(Component data from apps and pages)
■ ■ ■
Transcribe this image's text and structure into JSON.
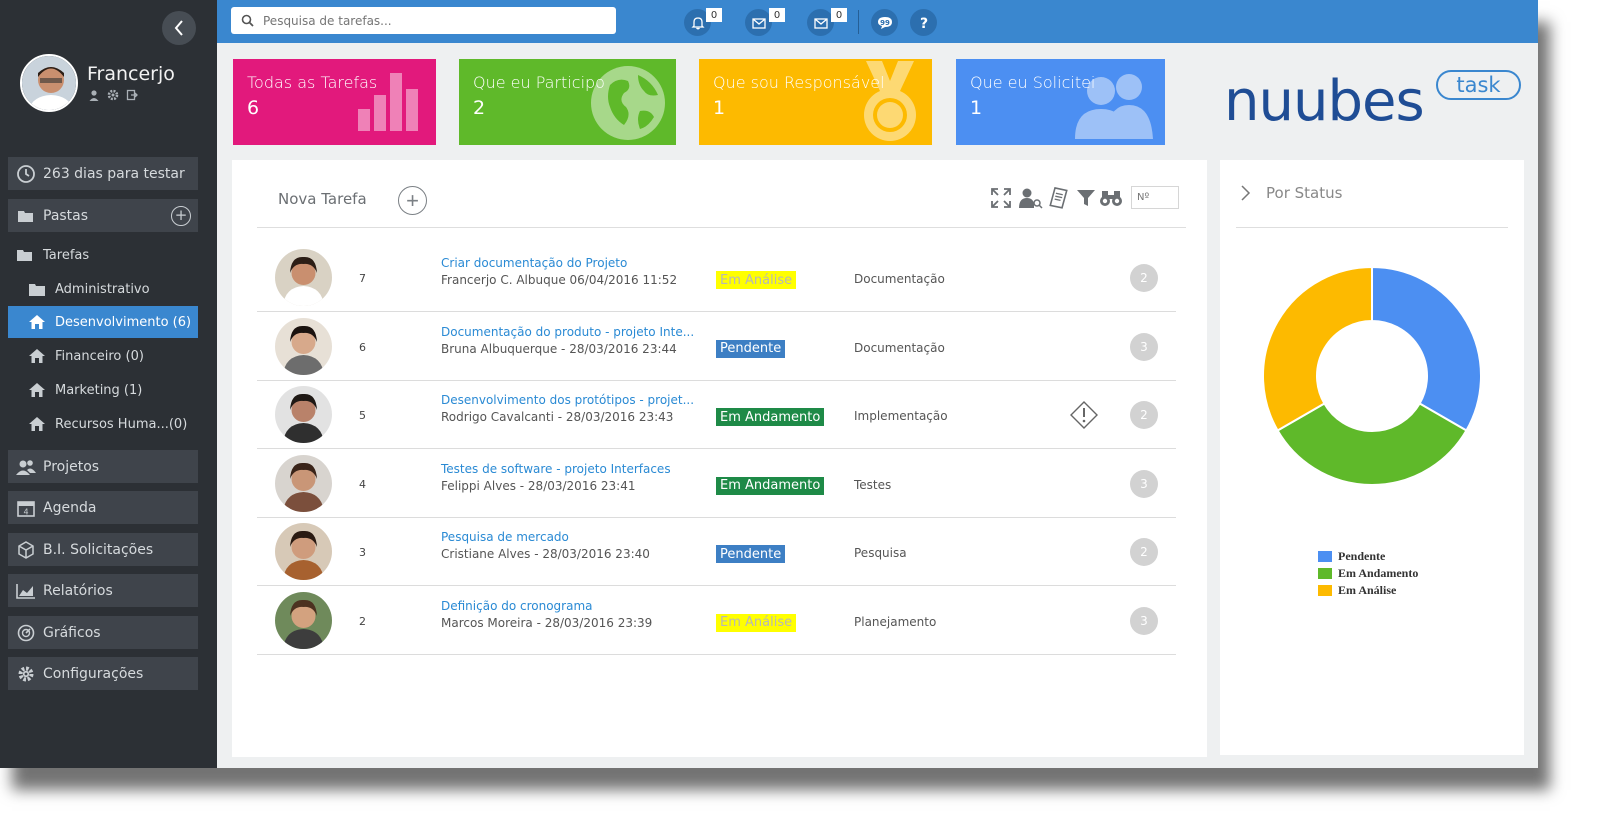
{
  "sidebar": {
    "user_name": "Francerjo",
    "trial": "263 dias para testar",
    "pastas": "Pastas",
    "tarefas": "Tarefas",
    "folders": [
      {
        "label": "Administrativo",
        "icon": "folder-icon"
      },
      {
        "label": "Desenvolvimento (6)",
        "icon": "home-icon",
        "active": true
      },
      {
        "label": "Financeiro (0)",
        "icon": "home-icon"
      },
      {
        "label": "Marketing (1)",
        "icon": "home-icon"
      },
      {
        "label": "Recursos Huma...(0)",
        "icon": "home-icon"
      }
    ],
    "menu": [
      {
        "label": "Projetos",
        "icon": "users-icon"
      },
      {
        "label": "Agenda",
        "icon": "calendar-icon"
      },
      {
        "label": "B.I. Solicitações",
        "icon": "cube-icon"
      },
      {
        "label": "Relatórios",
        "icon": "chart-icon"
      },
      {
        "label": "Gráficos",
        "icon": "gauge-icon"
      },
      {
        "label": "Configurações",
        "icon": "gear-icon"
      }
    ]
  },
  "topbar": {
    "search_placeholder": "Pesquisa de tarefas...",
    "badges": [
      "0",
      "0",
      "0"
    ]
  },
  "tiles": [
    {
      "label": "Todas as Tarefas",
      "count": "6",
      "color": "#e2197c"
    },
    {
      "label": "Que eu Participo",
      "count": "2",
      "color": "#5fb92a"
    },
    {
      "label": "Que sou Responsável",
      "count": "1",
      "color": "#fdba00"
    },
    {
      "label": "Que eu Solicitei",
      "count": "1",
      "color": "#4c8ff2"
    }
  ],
  "logo": {
    "word": "nuubes",
    "pill": "task"
  },
  "tasks": {
    "new_label": "Nova Tarefa",
    "number_placeholder": "Nº",
    "rows": [
      {
        "num": "7",
        "title": "Criar documentação do Projeto",
        "sub": "Francerjo C. Albuque 06/04/2016 11:52",
        "status": "Em Análise",
        "category": "Documentação",
        "count": "2",
        "warn": false
      },
      {
        "num": "6",
        "title": "Documentação do produto - projeto Inte...",
        "sub": "Bruna Albuquerque - 28/03/2016 23:44",
        "status": "Pendente",
        "category": "Documentação",
        "count": "3",
        "warn": false
      },
      {
        "num": "5",
        "title": "Desenvolvimento dos protótipos - projet...",
        "sub": "Rodrigo Cavalcanti - 28/03/2016 23:43",
        "status": "Em Andamento",
        "category": "Implementação",
        "count": "2",
        "warn": true
      },
      {
        "num": "4",
        "title": "Testes de software - projeto Interfaces",
        "sub": "Felippi Alves - 28/03/2016 23:41",
        "status": "Em Andamento",
        "category": "Testes",
        "count": "3",
        "warn": false
      },
      {
        "num": "3",
        "title": "Pesquisa de mercado",
        "sub": "Cristiane Alves - 28/03/2016 23:40",
        "status": "Pendente",
        "category": "Pesquisa",
        "count": "2",
        "warn": false
      },
      {
        "num": "2",
        "title": "Definição do cronograma",
        "sub": "Marcos Moreira - 28/03/2016 23:39",
        "status": "Em Análise",
        "category": "Planejamento",
        "count": "3",
        "warn": false
      }
    ]
  },
  "status_colors": {
    "Em Análise": {
      "bg": "#ffff00",
      "fg": "#b8b8b8"
    },
    "Pendente": {
      "bg": "#3d7fc4",
      "fg": "#ffffff"
    },
    "Em Andamento": {
      "bg": "#1e8a47",
      "fg": "#ffffff"
    }
  },
  "status_panel": {
    "title": "Por Status"
  },
  "chart_data": {
    "type": "pie",
    "donut": true,
    "series": [
      {
        "name": "Pendente",
        "value": 2,
        "color": "#4c8ff2"
      },
      {
        "name": "Em Andamento",
        "value": 2,
        "color": "#5fb92a"
      },
      {
        "name": "Em Análise",
        "value": 2,
        "color": "#fdba00"
      }
    ],
    "legend_position": "bottom"
  }
}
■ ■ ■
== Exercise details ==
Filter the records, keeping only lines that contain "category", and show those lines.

== Your solution ==
        "category": "Documentação",
        "category": "Documentação",
        "category": "Implementação",
        "category": "Testes",
        "category": "Pesquisa",
        "category": "Planejamento",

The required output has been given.